#### [Website and app data records]
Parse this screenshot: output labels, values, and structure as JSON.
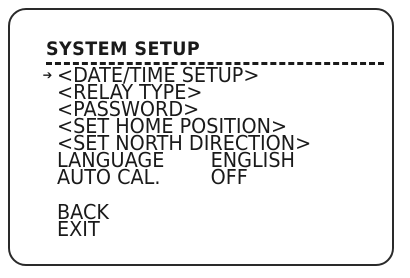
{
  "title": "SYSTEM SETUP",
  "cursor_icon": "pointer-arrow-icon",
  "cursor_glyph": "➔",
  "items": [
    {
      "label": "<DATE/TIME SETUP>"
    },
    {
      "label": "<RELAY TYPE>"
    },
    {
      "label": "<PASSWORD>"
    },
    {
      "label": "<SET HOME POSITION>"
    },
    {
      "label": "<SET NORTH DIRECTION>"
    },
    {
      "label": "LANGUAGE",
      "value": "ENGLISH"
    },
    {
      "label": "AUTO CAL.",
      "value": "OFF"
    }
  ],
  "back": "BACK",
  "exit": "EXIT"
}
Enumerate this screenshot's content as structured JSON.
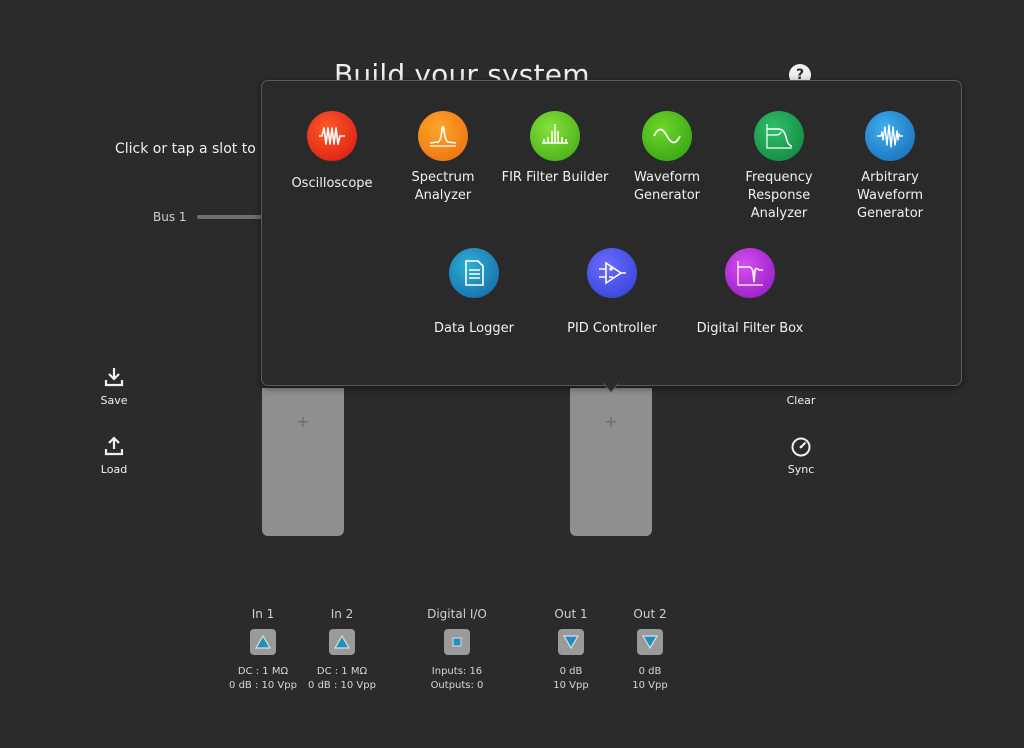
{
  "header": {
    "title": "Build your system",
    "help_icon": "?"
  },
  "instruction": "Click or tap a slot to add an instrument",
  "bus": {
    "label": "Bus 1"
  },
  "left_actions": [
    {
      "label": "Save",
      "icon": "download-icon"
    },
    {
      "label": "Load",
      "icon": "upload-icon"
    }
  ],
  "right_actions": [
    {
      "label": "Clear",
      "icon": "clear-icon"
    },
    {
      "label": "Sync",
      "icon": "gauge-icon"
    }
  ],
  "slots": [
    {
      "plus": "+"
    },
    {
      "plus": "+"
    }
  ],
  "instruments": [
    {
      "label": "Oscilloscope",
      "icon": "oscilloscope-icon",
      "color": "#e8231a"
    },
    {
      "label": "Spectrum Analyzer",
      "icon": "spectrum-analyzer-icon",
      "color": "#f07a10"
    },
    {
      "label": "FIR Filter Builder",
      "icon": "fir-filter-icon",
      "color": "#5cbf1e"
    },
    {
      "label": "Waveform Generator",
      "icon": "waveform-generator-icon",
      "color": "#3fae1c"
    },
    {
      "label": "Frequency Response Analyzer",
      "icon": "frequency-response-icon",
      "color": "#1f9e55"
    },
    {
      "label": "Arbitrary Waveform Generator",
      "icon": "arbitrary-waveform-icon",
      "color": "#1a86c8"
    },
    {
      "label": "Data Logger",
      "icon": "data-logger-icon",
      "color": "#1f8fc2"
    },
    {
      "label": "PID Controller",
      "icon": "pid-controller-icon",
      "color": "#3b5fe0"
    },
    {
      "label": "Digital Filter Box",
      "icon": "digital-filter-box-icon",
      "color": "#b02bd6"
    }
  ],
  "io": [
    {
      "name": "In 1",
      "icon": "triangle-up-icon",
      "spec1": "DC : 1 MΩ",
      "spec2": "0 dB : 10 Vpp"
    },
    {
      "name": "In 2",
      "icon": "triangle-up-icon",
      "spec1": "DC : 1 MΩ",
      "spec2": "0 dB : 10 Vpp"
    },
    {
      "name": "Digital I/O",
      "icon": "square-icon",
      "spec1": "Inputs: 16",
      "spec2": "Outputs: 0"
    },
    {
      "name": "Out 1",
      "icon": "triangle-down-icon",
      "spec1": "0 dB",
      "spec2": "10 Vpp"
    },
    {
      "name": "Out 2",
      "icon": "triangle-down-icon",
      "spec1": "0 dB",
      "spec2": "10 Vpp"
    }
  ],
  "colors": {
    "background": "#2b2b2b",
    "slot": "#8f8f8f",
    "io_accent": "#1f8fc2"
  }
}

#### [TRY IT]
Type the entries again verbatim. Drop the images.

#### [PROBLEM SOLUTION]
Parse this screenshot: output labels, values, and structure as JSON.
{
  "title": "SYSTEM SETUP",
  "cursor_icon": "pointer-arrow-icon",
  "cursor_glyph": "➔",
  "items": [
    {
      "label": "<DATE/TIME SETUP>"
    },
    {
      "label": "<RELAY TYPE>"
    },
    {
      "label": "<PASSWORD>"
    },
    {
      "label": "<SET HOME POSITION>"
    },
    {
      "label": "<SET NORTH DIRECTION>"
    },
    {
      "label": "LANGUAGE",
      "value": "ENGLISH"
    },
    {
      "label": "AUTO CAL.",
      "value": "OFF"
    }
  ],
  "back": "BACK",
  "exit": "EXIT"
}
Enumerate this screenshot's content as structured JSON.
{
  "header": {
    "title": "Build your system",
    "help_icon": "?"
  },
  "instruction": "Click or tap a slot to add an instrument",
  "bus": {
    "label": "Bus 1"
  },
  "left_actions": [
    {
      "label": "Save",
      "icon": "download-icon"
    },
    {
      "label": "Load",
      "icon": "upload-icon"
    }
  ],
  "right_actions": [
    {
      "label": "Clear",
      "icon": "clear-icon"
    },
    {
      "label": "Sync",
      "icon": "gauge-icon"
    }
  ],
  "slots": [
    {
      "plus": "+"
    },
    {
      "plus": "+"
    }
  ],
  "instruments": [
    {
      "label": "Oscilloscope",
      "icon": "oscilloscope-icon",
      "color": "#e8231a"
    },
    {
      "label": "Spectrum Analyzer",
      "icon": "spectrum-analyzer-icon",
      "color": "#f07a10"
    },
    {
      "label": "FIR Filter Builder",
      "icon": "fir-filter-icon",
      "color": "#5cbf1e"
    },
    {
      "label": "Waveform Generator",
      "icon": "waveform-generator-icon",
      "color": "#3fae1c"
    },
    {
      "label": "Frequency Response Analyzer",
      "icon": "frequency-response-icon",
      "color": "#1f9e55"
    },
    {
      "label": "Arbitrary Waveform Generator",
      "icon": "arbitrary-waveform-icon",
      "color": "#1a86c8"
    },
    {
      "label": "Data Logger",
      "icon": "data-logger-icon",
      "color": "#1f8fc2"
    },
    {
      "label": "PID Controller",
      "icon": "pid-controller-icon",
      "color": "#3b5fe0"
    },
    {
      "label": "Digital Filter Box",
      "icon": "digital-filter-box-icon",
      "color": "#b02bd6"
    }
  ],
  "io": [
    {
      "name": "In 1",
      "icon": "triangle-up-icon",
      "spec1": "DC : 1 MΩ",
      "spec2": "0 dB : 10 Vpp"
    },
    {
      "name": "In 2",
      "icon": "triangle-up-icon",
      "spec1": "DC : 1 MΩ",
      "spec2": "0 dB : 10 Vpp"
    },
    {
      "name": "Digital I/O",
      "icon": "square-icon",
      "spec1": "Inputs: 16",
      "spec2": "Outputs: 0"
    },
    {
      "name": "Out 1",
      "icon": "triangle-down-icon",
      "spec1": "0 dB",
      "spec2": "10 Vpp"
    },
    {
      "name": "Out 2",
      "icon": "triangle-down-icon",
      "spec1": "0 dB",
      "spec2": "10 Vpp"
    }
  ],
  "colors": {
    "background": "#2b2b2b",
    "slot": "#8f8f8f",
    "io_accent": "#1f8fc2"
  }
}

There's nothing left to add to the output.